In the ecology of the soul, thrift is ruinous. We look forward to a productive new year filled with mindful actions, generosity of spirit, heartfelt compassion, and of course a lot of good poetry.

This winter solstice I will close with a handful of poems by Soufie, who is 12 years old and lives in Tehran and likes haiku and wants to learn Japanese and live in Japan. The translations are by the Iranian editor Ali Samavati (with a little help from me).
 

Namaste.

Sam Hamill
 



Soufie’s poems (no titles):

How poor are the children!
All the time,
they have to learn
they have to be careful not to be blamed
and they have to fear God’s punishment
Even on Fridays when nobody works
children have to work
they have so much to do
that they don’t realize
when they are dreaming
or when they are awake

Lucky are the trees
who have nothing to do
but to turn yellow and green

At night, they are not afraid of the dark
They don’t die like grandfathers
and they have many good friends
like the wind, rain and sunshine

And a friend like the dew
who always puts its head
on the shoulder of their leaves.
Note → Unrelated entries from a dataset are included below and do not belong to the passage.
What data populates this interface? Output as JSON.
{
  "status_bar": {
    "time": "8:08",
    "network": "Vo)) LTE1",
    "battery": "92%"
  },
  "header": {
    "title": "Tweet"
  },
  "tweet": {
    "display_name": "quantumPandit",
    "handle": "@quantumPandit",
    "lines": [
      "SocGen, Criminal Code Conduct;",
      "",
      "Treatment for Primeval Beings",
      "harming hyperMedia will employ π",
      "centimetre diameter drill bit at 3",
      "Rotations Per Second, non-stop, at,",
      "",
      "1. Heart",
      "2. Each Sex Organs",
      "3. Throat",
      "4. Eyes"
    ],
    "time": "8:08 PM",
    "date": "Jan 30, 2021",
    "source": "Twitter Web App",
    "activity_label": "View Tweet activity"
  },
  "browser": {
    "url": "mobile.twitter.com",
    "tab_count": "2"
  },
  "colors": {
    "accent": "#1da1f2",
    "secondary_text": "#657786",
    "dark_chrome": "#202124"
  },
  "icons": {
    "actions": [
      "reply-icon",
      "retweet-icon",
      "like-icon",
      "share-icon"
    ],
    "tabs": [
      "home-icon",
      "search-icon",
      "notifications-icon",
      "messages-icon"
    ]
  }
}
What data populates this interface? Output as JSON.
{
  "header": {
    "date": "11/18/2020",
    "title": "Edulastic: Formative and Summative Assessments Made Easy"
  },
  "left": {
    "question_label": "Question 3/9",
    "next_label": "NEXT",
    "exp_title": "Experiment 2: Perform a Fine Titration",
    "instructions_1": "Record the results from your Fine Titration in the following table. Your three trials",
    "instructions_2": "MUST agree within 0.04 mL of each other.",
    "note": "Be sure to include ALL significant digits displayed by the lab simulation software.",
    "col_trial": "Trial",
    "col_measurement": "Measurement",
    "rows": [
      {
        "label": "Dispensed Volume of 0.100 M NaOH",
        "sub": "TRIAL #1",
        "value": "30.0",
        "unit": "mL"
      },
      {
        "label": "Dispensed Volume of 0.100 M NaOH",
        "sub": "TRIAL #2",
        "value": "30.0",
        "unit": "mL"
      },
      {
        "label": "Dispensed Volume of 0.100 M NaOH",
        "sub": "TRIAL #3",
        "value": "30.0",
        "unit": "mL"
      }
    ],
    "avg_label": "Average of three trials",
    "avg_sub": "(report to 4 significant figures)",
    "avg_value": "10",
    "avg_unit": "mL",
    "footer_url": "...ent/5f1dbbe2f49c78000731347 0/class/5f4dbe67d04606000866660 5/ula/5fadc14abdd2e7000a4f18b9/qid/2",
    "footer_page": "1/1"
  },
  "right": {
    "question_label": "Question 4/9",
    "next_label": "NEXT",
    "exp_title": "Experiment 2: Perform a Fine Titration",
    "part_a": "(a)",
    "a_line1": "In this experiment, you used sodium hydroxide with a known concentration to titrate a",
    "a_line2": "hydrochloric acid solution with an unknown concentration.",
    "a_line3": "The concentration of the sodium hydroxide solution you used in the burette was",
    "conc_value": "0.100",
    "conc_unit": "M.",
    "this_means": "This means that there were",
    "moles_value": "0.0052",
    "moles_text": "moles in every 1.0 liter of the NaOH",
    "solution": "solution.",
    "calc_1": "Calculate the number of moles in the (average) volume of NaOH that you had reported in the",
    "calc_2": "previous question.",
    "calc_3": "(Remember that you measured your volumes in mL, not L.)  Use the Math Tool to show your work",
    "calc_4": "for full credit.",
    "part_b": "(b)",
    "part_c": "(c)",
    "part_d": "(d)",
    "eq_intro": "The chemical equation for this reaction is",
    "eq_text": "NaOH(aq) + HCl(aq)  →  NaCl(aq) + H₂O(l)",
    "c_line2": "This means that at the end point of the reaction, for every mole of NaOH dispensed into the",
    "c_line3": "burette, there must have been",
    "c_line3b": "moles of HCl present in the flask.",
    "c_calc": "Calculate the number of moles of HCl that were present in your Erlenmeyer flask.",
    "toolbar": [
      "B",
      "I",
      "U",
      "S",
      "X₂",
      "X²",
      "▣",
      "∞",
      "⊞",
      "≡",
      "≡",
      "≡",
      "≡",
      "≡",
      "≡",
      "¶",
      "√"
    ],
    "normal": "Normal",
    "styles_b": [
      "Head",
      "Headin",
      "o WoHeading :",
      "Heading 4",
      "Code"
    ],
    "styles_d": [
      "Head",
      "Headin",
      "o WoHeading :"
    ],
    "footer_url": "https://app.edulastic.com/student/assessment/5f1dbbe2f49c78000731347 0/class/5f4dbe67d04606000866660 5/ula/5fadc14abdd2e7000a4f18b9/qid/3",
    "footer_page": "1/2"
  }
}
Sometimes I get a chocolate
and sometimes I get a beating
and I never know
when I’m asleep or awake

But now I’m very depressed
And I wish I were like angels
or I didn’t exist at all
then I wouldn’t always need to say "Hello."


***


I wish we would never lose each other
but could be lost in one another.


***


In children’s eyes
a park is nothing but a green lawn.

In old men’s eyes
a park is nothing but a few yellow benches.

Children should run in the parks
so the trees would not see the canes
and leaves
would not fall from their eyes.


***


God, with all his light,
walks in the darkness!

On the trail of his shoes,
trees grow.

And on the trail of his thoughts,
autumn appears.


***


On the streets
You see eyes with clouds inside
of wrinkled faces

And the faces of the mournful
are full of heavenly tears.

And those black, heartless clothes
that have nothing to do with poems.

***


Background
A Short History of PAW

Press Archive
Links to News Articles About PAW

Open Letters From Sam Hamill
Jan 1, 2005
Sept 11, 2004
June 20, 2004
Jan 1, 2004
July 4, 2003

Reports from the Streets
March 5th, Day of Poetry
Poems Presented to Canadian PM
October 25th Report
NPT Meeting Report